Johan Grimonprez’s documentary, based on Andrew Feinstein’s 2011 book The Shadow World: Inside the Global Arms Trade, attempts to delve into the murky relationships between politicians and arms manufacturers, proposing that the former are mere representatives of the latter, and that to a great extent war is a manufactured, for-profit enterprise. We get to see a broad array of file footage, from WWI films to shots taken of the Earth from outer space. There’s a memorable clip of George W. Bush ducking two shoes thrown at him by an angry Iraqi at a news conference. And one of Donald Rumsfeld with a mystified expression on his face when he’s confronted with footage of himself exchanging friendly handshakes with Saddam Hussein. We also get a generous portion of talking heads — an international arms dealer, The New Yorker’s Seymour Hersh, former The New York Times war correspondent Chris Hedges, retired U.S. Army Colonel Lawrence Wilkerson, who served under Colin Powell.

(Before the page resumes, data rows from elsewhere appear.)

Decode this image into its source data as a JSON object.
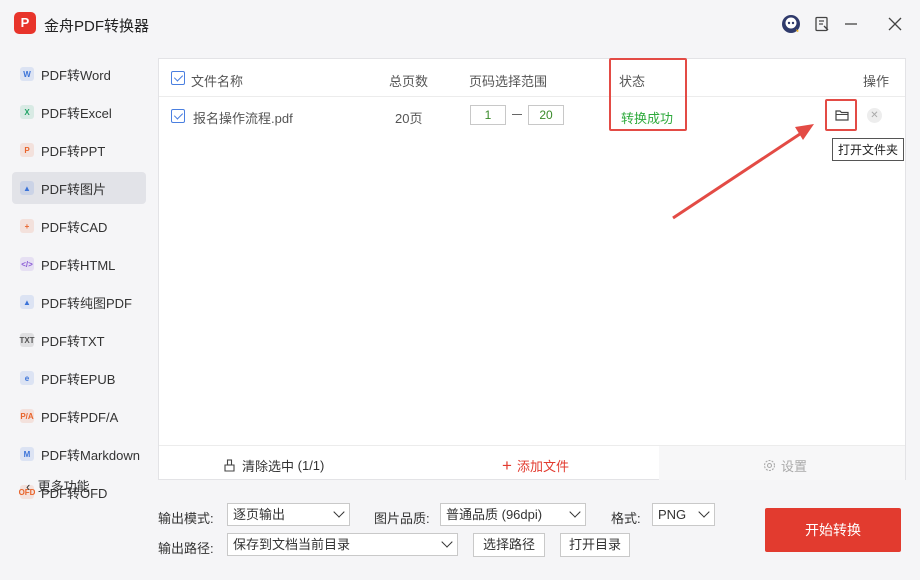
{
  "app": {
    "title": "金舟PDF转换器",
    "logo_text": "P"
  },
  "titlebar_icons": [
    "user-avatar-icon",
    "feedback-icon",
    "minimize-icon",
    "close-icon"
  ],
  "sidebar": {
    "items": [
      {
        "label": "PDF转Word",
        "icon": "word-icon",
        "color": "#3b73d8",
        "glyph": "W"
      },
      {
        "label": "PDF转Excel",
        "icon": "excel-icon",
        "color": "#21a366",
        "glyph": "X"
      },
      {
        "label": "PDF转PPT",
        "icon": "ppt-icon",
        "color": "#e8642b",
        "glyph": "P"
      },
      {
        "label": "PDF转图片",
        "icon": "image-icon",
        "color": "#3b73d8",
        "glyph": "▲",
        "active": true
      },
      {
        "label": "PDF转CAD",
        "icon": "cad-icon",
        "color": "#e8642b",
        "glyph": "+"
      },
      {
        "label": "PDF转HTML",
        "icon": "html-icon",
        "color": "#8a5bd6",
        "glyph": "</>"
      },
      {
        "label": "PDF转纯图PDF",
        "icon": "pure-image-pdf-icon",
        "color": "#3b73d8",
        "glyph": "▲"
      },
      {
        "label": "PDF转TXT",
        "icon": "txt-icon",
        "color": "#555555",
        "glyph": "TXT"
      },
      {
        "label": "PDF转EPUB",
        "icon": "epub-icon",
        "color": "#3b73d8",
        "glyph": "e"
      },
      {
        "label": "PDF转PDF/A",
        "icon": "pdfa-icon",
        "color": "#e8642b",
        "glyph": "P/A"
      },
      {
        "label": "PDF转Markdown",
        "icon": "markdown-icon",
        "color": "#3b73d8",
        "glyph": "M"
      },
      {
        "label": "PDF转OFD",
        "icon": "ofd-icon",
        "color": "#e8642b",
        "glyph": "OFD"
      }
    ],
    "more_label": "更多功能"
  },
  "table": {
    "headers": {
      "name": "文件名称",
      "pages": "总页数",
      "range": "页码选择范围",
      "status": "状态",
      "actions": "操作"
    },
    "rows": [
      {
        "name": "报名操作流程.pdf",
        "pages": "20页",
        "range_start": "1",
        "range_end": "20",
        "status": "转换成功"
      }
    ],
    "tooltip": "打开文件夹"
  },
  "bottom_bar": {
    "clear_label": "清除选中",
    "clear_count": "(1/1)",
    "add_label": "添加文件",
    "settings_label": "设置"
  },
  "options": {
    "mode_label": "输出模式:",
    "mode_value": "逐页输出",
    "quality_label": "图片品质:",
    "quality_value": "普通品质 (96dpi)",
    "format_label": "格式:",
    "format_value": "PNG",
    "path_label": "输出路径:",
    "path_value": "保存到文档当前目录",
    "choose_path_label": "选择路径",
    "open_dir_label": "打开目录"
  },
  "start_button": "开始转换",
  "colors": {
    "accent_red": "#e23b2f",
    "success_green": "#2eaa3c",
    "checkbox_blue": "#4a7fe0"
  }
}
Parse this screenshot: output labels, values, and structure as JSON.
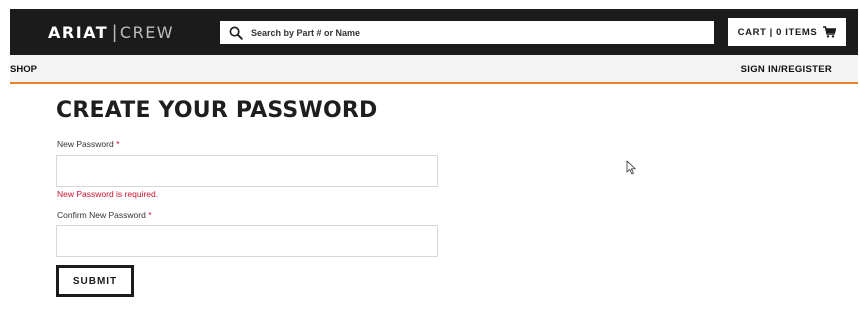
{
  "header": {
    "brand_main": "ARIAT",
    "brand_separator": "|",
    "brand_sub": "CREW",
    "search": {
      "placeholder": "Search by Part # or Name",
      "icon": "search-icon"
    },
    "cart": {
      "label": "CART | 0 ITEMS",
      "icon": "cart-icon"
    }
  },
  "nav": {
    "shop": "SHOP",
    "sign_in": "SIGN IN/REGISTER",
    "accent_color": "#e8852b"
  },
  "form": {
    "title": "CREATE YOUR PASSWORD",
    "new_password": {
      "label": "New Password",
      "required_mark": "*",
      "value": "",
      "error": "New Password is required."
    },
    "confirm_password": {
      "label": "Confirm New Password",
      "required_mark": "*",
      "value": ""
    },
    "submit_label": "SUBMIT"
  },
  "colors": {
    "header_bg": "#1b1b1b",
    "nav_bg": "#f3f3f3",
    "error": "#c8102e"
  }
}
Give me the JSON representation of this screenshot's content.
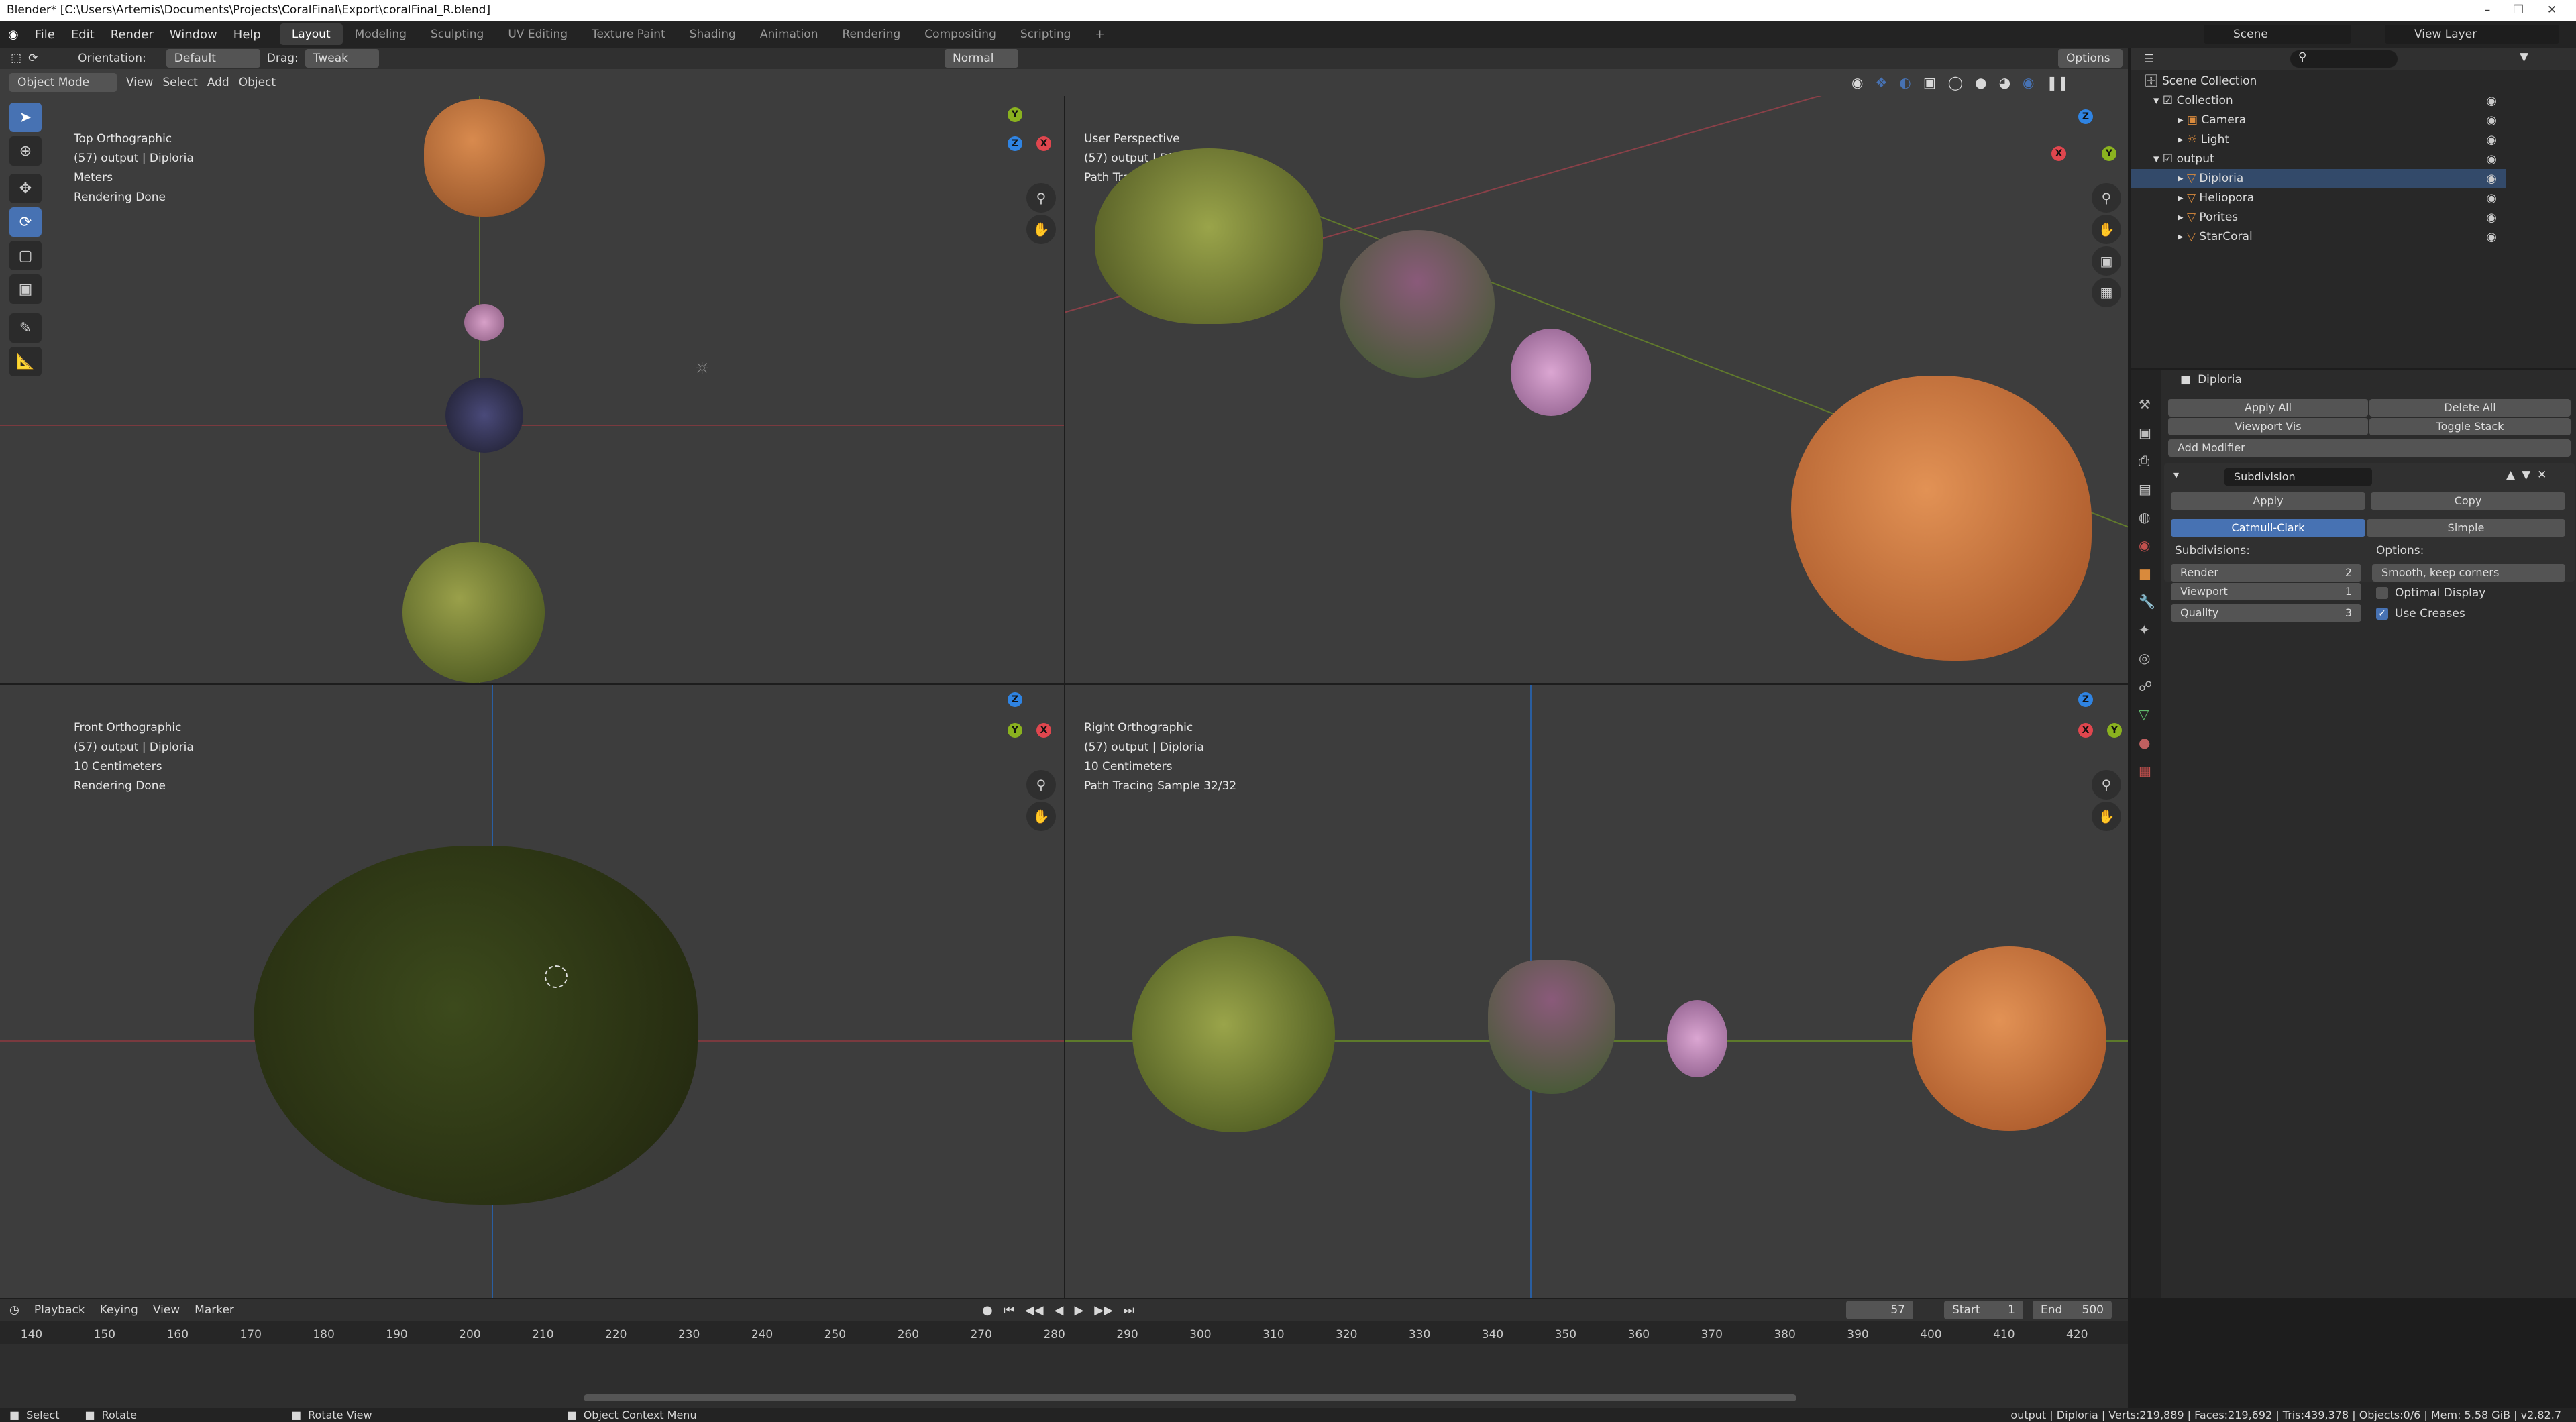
{
  "window": {
    "title": "Blender* [C:\\Users\\Artemis\\Documents\\Projects\\CoralFinal\\Export\\coralFinal_R.blend]"
  },
  "menus": [
    "File",
    "Edit",
    "Render",
    "Window",
    "Help"
  ],
  "workspaces": [
    "Layout",
    "Modeling",
    "Sculpting",
    "UV Editing",
    "Texture Paint",
    "Shading",
    "Animation",
    "Rendering",
    "Compositing",
    "Scripting"
  ],
  "active_workspace": "Layout",
  "scene": {
    "label": "Scene",
    "view_layer": "View Layer"
  },
  "tool_header": {
    "orientation_label": "Orientation:",
    "orientation_value": "Default",
    "drag_label": "Drag:",
    "drag_value": "Tweak",
    "transform": "Normal",
    "options": "Options"
  },
  "viewport_header": {
    "mode": "Object Mode",
    "view": "View",
    "select": "Select",
    "add": "Add",
    "object": "Object"
  },
  "viewports": {
    "top": {
      "name": "Top Orthographic",
      "object": "(57) output | Diploria",
      "units": "Meters",
      "status": "Rendering Done"
    },
    "persp": {
      "name": "User Perspective",
      "object": "(57) output | Diploria",
      "status": "Path Tracing Sample 20/32"
    },
    "front": {
      "name": "Front Orthographic",
      "object": "(57) output | Diploria",
      "units": "10 Centimeters",
      "status": "Rendering Done"
    },
    "right": {
      "name": "Right Orthographic",
      "object": "(57) output | Diploria",
      "units": "10 Centimeters",
      "status": "Path Tracing Sample 32/32"
    }
  },
  "outliner": {
    "root": "Scene Collection",
    "items": [
      {
        "label": "Collection"
      },
      {
        "label": "Camera"
      },
      {
        "label": "Light"
      },
      {
        "label": "output"
      },
      {
        "label": "Diploria"
      },
      {
        "label": "Heliopora"
      },
      {
        "label": "Porites"
      },
      {
        "label": "StarCoral"
      }
    ]
  },
  "properties": {
    "object": "Diploria",
    "apply_all": "Apply All",
    "delete_all": "Delete All",
    "viewport_vis": "Viewport Vis",
    "toggle_stack": "Toggle Stack",
    "add_modifier": "Add Modifier",
    "modifier_name": "Subdivision",
    "apply": "Apply",
    "copy": "Copy",
    "catmull": "Catmull-Clark",
    "simple": "Simple",
    "subdivisions_label": "Subdivisions:",
    "render_label": "Render",
    "render_value": "2",
    "viewport_label": "Viewport",
    "viewport_value": "1",
    "quality_label": "Quality",
    "quality_value": "3",
    "options_label": "Options:",
    "uv_smooth": "Smooth, keep corners",
    "optimal_display": "Optimal Display",
    "use_creases": "Use Creases"
  },
  "timeline": {
    "playback": "Playback",
    "keying": "Keying",
    "view": "View",
    "marker": "Marker",
    "current": "57",
    "start_label": "Start",
    "start": "1",
    "end_label": "End",
    "end": "500",
    "ticks": [
      "140",
      "150",
      "160",
      "170",
      "180",
      "190",
      "200",
      "210",
      "220",
      "230",
      "240",
      "250",
      "260",
      "270",
      "280",
      "290",
      "300",
      "310",
      "320",
      "330",
      "340",
      "350",
      "360",
      "370",
      "380",
      "390",
      "400",
      "410",
      "420"
    ]
  },
  "statusbar": {
    "select": "Select",
    "rotate": "Rotate",
    "rotate_view": "Rotate View",
    "context_menu": "Object Context Menu",
    "stats": "output | Diploria | Verts:219,889 | Faces:219,692 | Tris:439,378 | Objects:0/6 | Mem: 5.58 GiB | v2.82.7"
  },
  "colors": {
    "accent": "#4772b3",
    "axis_x": "#e0464e",
    "axis_y": "#8ab21f",
    "axis_z": "#2f84e3"
  }
}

We get bits about Iran-Contra, the coup in Chile, Halliburton, bribes paid to officials in the forms of commissions by arms manufacturers, the lies behind the “intelligence” Powell shared at the U.N. during his anthrax speech, a multi-billion dollar arms deal with Saudi Arabia brokered by Tony Blair. Yet for all the effort and good intentions that went into making Shadow World, in the end it comes off as a sentimental, agenda-driven, at times hysterical and schizophrenic tangle of story threads and incomplete bits of information. No issue is truly explored. Narratives are started then abandoned for new ones, many of which have only a vague connection to the film’s central thesis; facts are mixed with conjecture and opinions, and events aren’t put into sufficient perspective.
A white American woman screams at Obama during a press conference, accusing him of killing an innocent 16-year-old Muslim boy with a drone strike. The incident has layers worth exploring. But Mr. Grimonprez is only interested in using it as an example of an outcry against anonymous military violence. And so while cinematically Shadow World can be improved with editing, it is the attitude of this film that is most problematic. With so much information out there it’s impossible for a lay individual to sort through it all and separate the truth from the lies. We have to trust someone else to do it for us. But how do we know if this entity is trustworthy? One way is its reputation, which may or may not be accessible. The other is to look carefully at how they are telling their story. A false story will never sound true if one listens carefully enough to the way it’s being told. Unfortunately, a true story can sound suspect when presented poorly, making it impossible for us to determine if what we are being told is accurate or not. This is why it’s essential for, let’s say, the good guys, to tell their stories well. Telling the truth is not enough, the truth has to also seem true. Otherwise it all looks like the same propaganda, whether its author is Michael Moore or Karl Rove.
photos © Courtesy of Tribeca Film Festival
Widehouse presents a Dillywood and Louverture Films production
USA / Belgium / Denmark | 2016 | Color | 94 min.
World Premiere at Tribeca Film Festival
for screening times, visit Tribeca
for more info, visit Shadow World